On one side, some residents — like Caroline Engvall — said the “ideal” would be no pits in Bristol at all.
Does the fact that Bristol has gravel, a valuable resource in the building trades, mean that the town should dig it up? wondered Engvall.
“If it were diamonds under the green, would we extract it?” Engvall asked.
On the other end of the spectrum, residents with vested interests in gravel extraction argued for leniency. One group — in which the Lathrop and his son participated in the conversation — said gravel should be allowed anywhere in town, with the understanding that state regulations alone would be strict enough to effectively regulate mining.
Likewise, gravel pit owners Diane and Francis Heffernan said Act 250 land use regulations are strict, and the town shouldn’t unnecessarily duplicate those rules. (To that, planning commission member Willow Wheelock raised the point that in order for Bristol to enforce rules, it needs to have regulations of its own on the books.)
Despite the differences of opinions, Kavanagh said the conversation was largely cordial. She joined Lathrop at his table for the small group discussion. They weren’t able to come to many agreements, she said, but they were able to speak civilly about differences of opinion.
The same was true of Harper and Dumont, who found themselves sharing at table with the Heffernans. The meeting culminated with an open invitation to come see the Heffernans’ existing pit — something Harper said he hoped would clear the air of some of the mystery, and fear, surrounding the industry in Bristol.
“It’s great to finally sit across the table and have this conversation,” Harper said. “I was feeling that there was a distinct lack of understanding among community members about what a pit even looks like, feels like, sounds like, smells like.”
Tentatively, the evening’s discussion built toward common ground: Several times residents proposed a radius around the downtown that would be free of gravel mining, with strict enough regulations in place that would allow pits while still ensuring that residents outside of that downtown core be protected from undue side effects.
For town residents — some of whom voiced frustration that their concerns weren’t heard during the months leading up to the Town Meeting Day vote — the meeting was a welcome about-face.
“The most frustrating aspect of this whole process has been this feeling like I don’t have a voice, like I don’t have any power, and this was empowering,” said Bristol resident Sue Small. “I hope it continues to be so.”

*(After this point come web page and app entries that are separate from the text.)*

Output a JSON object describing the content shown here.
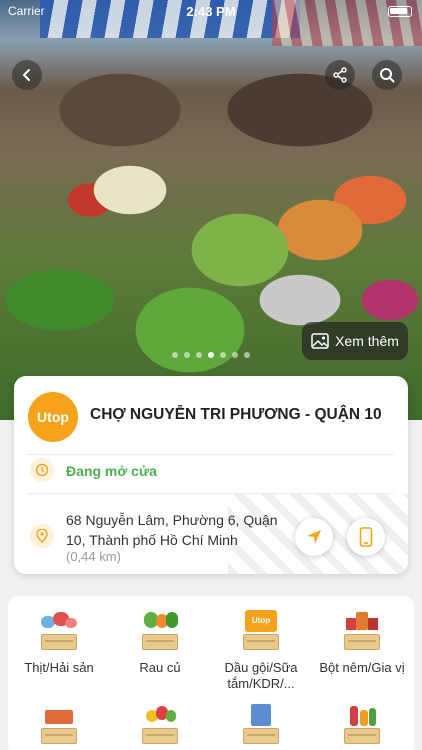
{
  "status_bar": {
    "carrier": "Carrier",
    "time": "2:43 PM"
  },
  "hero": {
    "more_label": "Xem thêm",
    "dots_count": 7,
    "active_dot": 3
  },
  "store": {
    "logo_text": "Utop",
    "name": "CHỢ NGUYỄN TRI PHƯƠNG - QUẬN 10",
    "open_status": "Đang mở cửa",
    "address": "68 Nguyễn Lâm, Phường 6, Quận 10, Thành phố Hồ Chí Minh",
    "distance": "(0,44 km)"
  },
  "colors": {
    "accent": "#f7a21b",
    "open_green": "#4caf50"
  },
  "categories": [
    {
      "label": "Thịt/Hải sản",
      "icon": "meat-seafood-icon"
    },
    {
      "label": "Rau củ",
      "icon": "vegetables-icon"
    },
    {
      "label": "Dầu gội/Sữa tắm/KDR/...",
      "icon": "personal-care-icon"
    },
    {
      "label": "Bột nêm/Gia vị",
      "icon": "spices-icon"
    },
    {
      "label": "",
      "icon": "snacks-icon"
    },
    {
      "label": "",
      "icon": "fruits-icon"
    },
    {
      "label": "",
      "icon": "milk-icon"
    },
    {
      "label": "",
      "icon": "beverages-icon"
    }
  ]
}
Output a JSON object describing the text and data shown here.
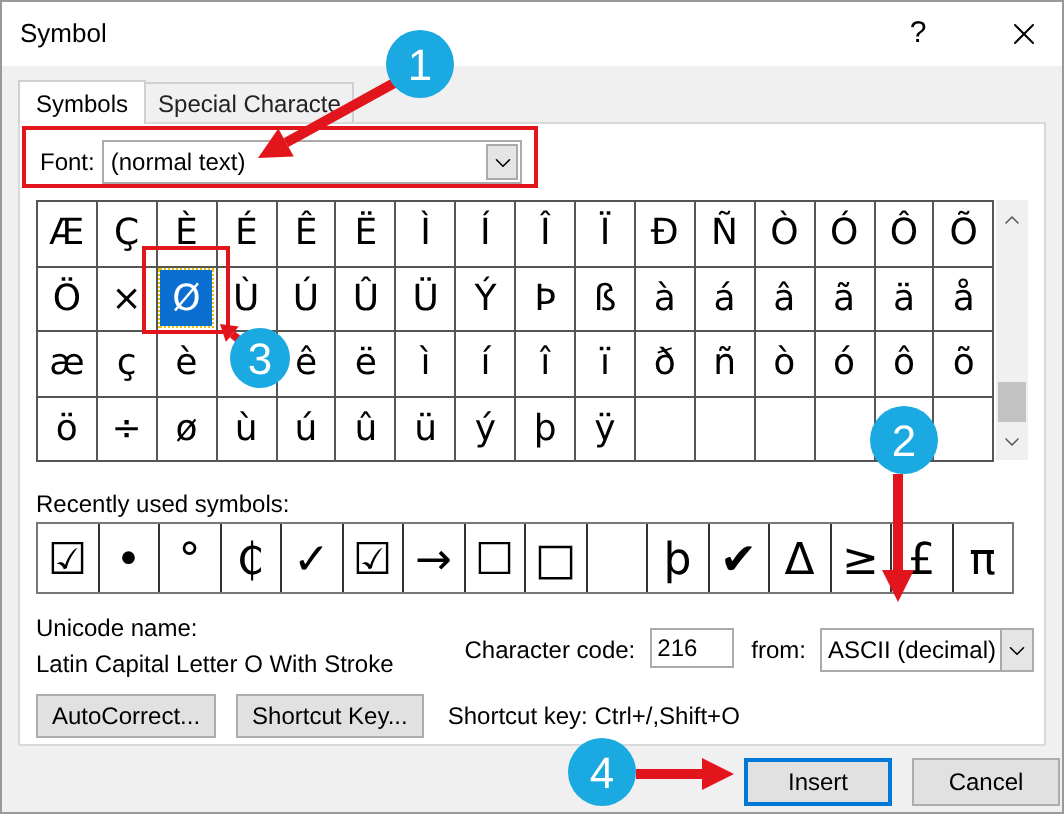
{
  "window": {
    "title": "Symbol",
    "help": "?"
  },
  "tabs": [
    {
      "label": "Symbols",
      "selected": true
    },
    {
      "label": "Special Characte",
      "selected": false
    }
  ],
  "font": {
    "label": "Font:",
    "value": "(normal text)"
  },
  "symbols": [
    [
      {
        "kind": "symbol",
        "char": "Æ",
        "selected": false
      },
      {
        "kind": "symbol",
        "char": "Ç",
        "selected": false
      },
      {
        "kind": "symbol",
        "char": "È",
        "selected": false
      },
      {
        "kind": "symbol",
        "char": "É",
        "selected": false
      },
      {
        "kind": "symbol",
        "char": "Ê",
        "selected": false
      },
      {
        "kind": "symbol",
        "char": "Ë",
        "selected": false
      },
      {
        "kind": "symbol",
        "char": "Ì",
        "selected": false
      },
      {
        "kind": "symbol",
        "char": "Í",
        "selected": false
      },
      {
        "kind": "symbol",
        "char": "Î",
        "selected": false
      },
      {
        "kind": "symbol",
        "char": "Ï",
        "selected": false
      },
      {
        "kind": "symbol",
        "char": "Ð",
        "selected": false
      },
      {
        "kind": "symbol",
        "char": "Ñ",
        "selected": false
      },
      {
        "kind": "symbol",
        "char": "Ò",
        "selected": false
      },
      {
        "kind": "symbol",
        "char": "Ó",
        "selected": false
      },
      {
        "kind": "symbol",
        "char": "Ô",
        "selected": false
      },
      {
        "kind": "symbol",
        "char": "Õ",
        "selected": false
      }
    ],
    [
      {
        "kind": "symbol",
        "char": "Ö",
        "selected": false
      },
      {
        "kind": "symbol",
        "char": "×",
        "selected": false
      },
      {
        "kind": "symbol",
        "char": "Ø",
        "selected": true
      },
      {
        "kind": "symbol",
        "char": "Ù",
        "selected": false
      },
      {
        "kind": "symbol",
        "char": "Ú",
        "selected": false
      },
      {
        "kind": "symbol",
        "char": "Û",
        "selected": false
      },
      {
        "kind": "symbol",
        "char": "Ü",
        "selected": false
      },
      {
        "kind": "symbol",
        "char": "Ý",
        "selected": false
      },
      {
        "kind": "symbol",
        "char": "Þ",
        "selected": false
      },
      {
        "kind": "symbol",
        "char": "ß",
        "selected": false
      },
      {
        "kind": "symbol",
        "char": "à",
        "selected": false
      },
      {
        "kind": "symbol",
        "char": "á",
        "selected": false
      },
      {
        "kind": "symbol",
        "char": "â",
        "selected": false
      },
      {
        "kind": "symbol",
        "char": "ã",
        "selected": false
      },
      {
        "kind": "symbol",
        "char": "ä",
        "selected": false
      },
      {
        "kind": "symbol",
        "char": "å",
        "selected": false
      }
    ],
    [
      {
        "kind": "symbol",
        "char": "æ",
        "selected": false
      },
      {
        "kind": "symbol",
        "char": "ç",
        "selected": false
      },
      {
        "kind": "symbol",
        "char": "è",
        "selected": false
      },
      {
        "kind": "covered"
      },
      {
        "kind": "symbol",
        "char": "ê",
        "selected": false
      },
      {
        "kind": "symbol",
        "char": "ë",
        "selected": false
      },
      {
        "kind": "symbol",
        "char": "ì",
        "selected": false
      },
      {
        "kind": "symbol",
        "char": "í",
        "selected": false
      },
      {
        "kind": "symbol",
        "char": "î",
        "selected": false
      },
      {
        "kind": "symbol",
        "char": "ï",
        "selected": false
      },
      {
        "kind": "symbol",
        "char": "ð",
        "selected": false
      },
      {
        "kind": "symbol",
        "char": "ñ",
        "selected": false
      },
      {
        "kind": "symbol",
        "char": "ò",
        "selected": false
      },
      {
        "kind": "symbol",
        "char": "ó",
        "selected": false
      },
      {
        "kind": "symbol",
        "char": "ô",
        "selected": false
      },
      {
        "kind": "symbol",
        "char": "õ",
        "selected": false
      }
    ],
    [
      {
        "kind": "symbol",
        "char": "ö",
        "selected": false
      },
      {
        "kind": "symbol",
        "char": "÷",
        "selected": false
      },
      {
        "kind": "symbol",
        "char": "ø",
        "selected": false
      },
      {
        "kind": "symbol",
        "char": "ù",
        "selected": false
      },
      {
        "kind": "symbol",
        "char": "ú",
        "selected": false
      },
      {
        "kind": "symbol",
        "char": "û",
        "selected": false
      },
      {
        "kind": "symbol",
        "char": "ü",
        "selected": false
      },
      {
        "kind": "symbol",
        "char": "ý",
        "selected": false
      },
      {
        "kind": "symbol",
        "char": "þ",
        "selected": false
      },
      {
        "kind": "symbol",
        "char": "ÿ",
        "selected": false
      }
    ]
  ],
  "recent": {
    "label": "Recently used symbols:",
    "symbols": [
      {
        "kind": "symbol",
        "char": "☑"
      },
      {
        "kind": "symbol",
        "char": "•"
      },
      {
        "kind": "symbol",
        "char": "°"
      },
      {
        "kind": "symbol",
        "char": "₵"
      },
      {
        "kind": "symbol",
        "char": "✓"
      },
      {
        "kind": "symbol",
        "char": "☑"
      },
      {
        "kind": "symbol",
        "char": "→"
      },
      {
        "kind": "symbol",
        "char": "☐"
      },
      {
        "kind": "symbol",
        "char": "□"
      },
      {
        "kind": "blank"
      },
      {
        "kind": "symbol",
        "char": "þ"
      },
      {
        "kind": "symbol",
        "char": "✔"
      },
      {
        "kind": "symbol",
        "char": "Δ"
      },
      {
        "kind": "symbol",
        "char": "≥"
      },
      {
        "kind": "symbol",
        "char": "£"
      },
      {
        "kind": "symbol",
        "char": "π"
      }
    ]
  },
  "unicode_name": {
    "label": "Unicode name:",
    "value": "Latin Capital Letter O With Stroke"
  },
  "character_code": {
    "label": "Character code:",
    "value": "216"
  },
  "from": {
    "label": "from:",
    "value": "ASCII (decimal)"
  },
  "buttons": [
    "AutoCorrect...",
    "Shortcut Key..."
  ],
  "shortcut_key": "Shortcut key: Ctrl+/,Shift+O",
  "dialog_buttons": [
    {
      "label": "Insert",
      "default": true
    },
    {
      "label": "Cancel",
      "default": false
    }
  ],
  "annotations": [
    {
      "label": "1"
    },
    {
      "label": "2"
    },
    {
      "label": "3"
    },
    {
      "label": "4"
    }
  ]
}
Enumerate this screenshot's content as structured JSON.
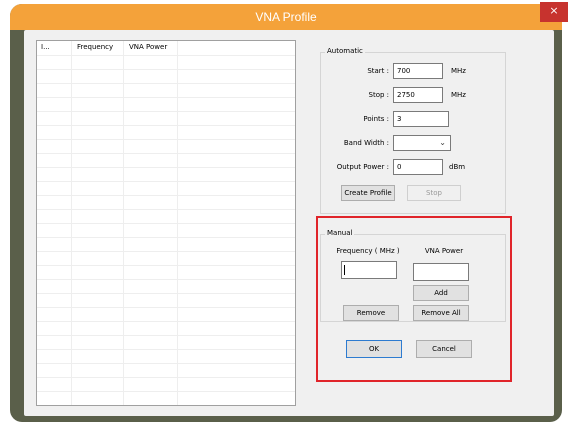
{
  "window": {
    "title": "VNA Profile",
    "close_glyph": "×"
  },
  "list": {
    "columns": [
      "I...",
      "Frequency",
      "VNA Power"
    ],
    "rows": []
  },
  "automatic": {
    "label": "Automatic",
    "start_label": "Start :",
    "start_value": "700",
    "start_unit": "MHz",
    "stop_label": "Stop :",
    "stop_value": "2750",
    "stop_unit": "MHz",
    "points_label": "Points :",
    "points_value": "3",
    "bandwidth_label": "Band Width :",
    "bandwidth_value": "",
    "output_power_label": "Output Power :",
    "output_power_value": "0",
    "output_power_unit": "dBm",
    "create_profile_label": "Create Profile",
    "stop_button_label": "Stop"
  },
  "manual": {
    "label": "Manual",
    "frequency_label": "Frequency ( MHz )",
    "frequency_value": "",
    "vna_power_label": "VNA Power",
    "vna_power_value": "",
    "add_label": "Add",
    "remove_label": "Remove",
    "remove_all_label": "Remove All"
  },
  "footer": {
    "ok_label": "OK",
    "cancel_label": "Cancel"
  },
  "colors": {
    "titlebar": "#f4a23a",
    "frame": "#5a5f4a",
    "highlight": "#e0242a",
    "close": "#c7332e"
  }
}
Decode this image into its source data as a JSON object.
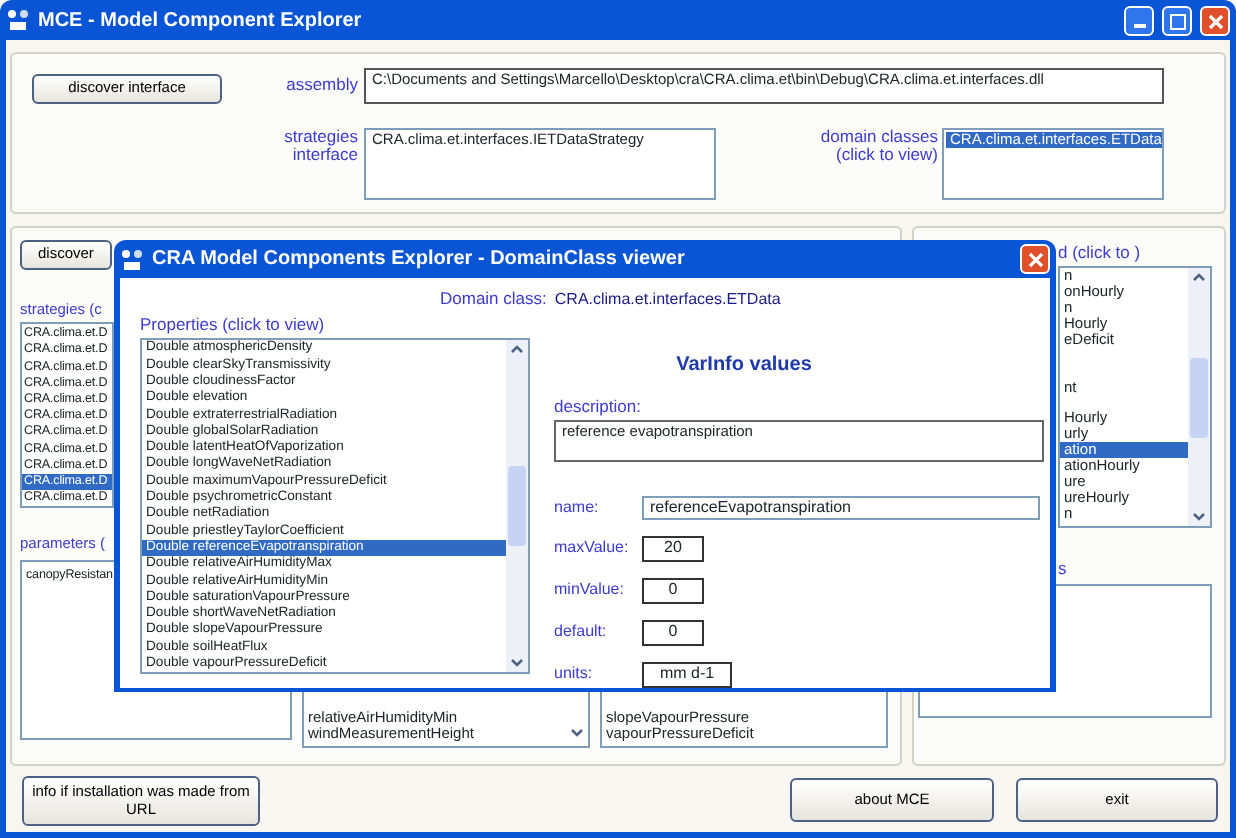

Like Bedinger, Small called for consensus. She found herself sitting at a table where some participants didn’t want to see any new gravel extraction in Bristol in the future at all. But, in the end she, said such a ban was unrealistic.
A resident of Hewitt Road, Small said she has tuned in to the fierce debate over the proposed Lathrop pit for years. She’s reluctant to issue ultimatums on the gravel issue.
“I don’t want to be in that position because then I don’t have any input on the alternative. I would rather assume that we’re going to find a compromise, and I want that compromise to reflect my concerns,” Small said. “I can’t be over here digging my heels in, and I don’t think the other side should be doing that either, because then they’re not going to be properly represented. Through compromise we all get represented.”
The third and final forum will take place on Saturday, June 5, from 9 to 11 a.m. at the Mount Abe cafeteria.
Reporter Kathryn Flagg is at firstname.lastname@example.org.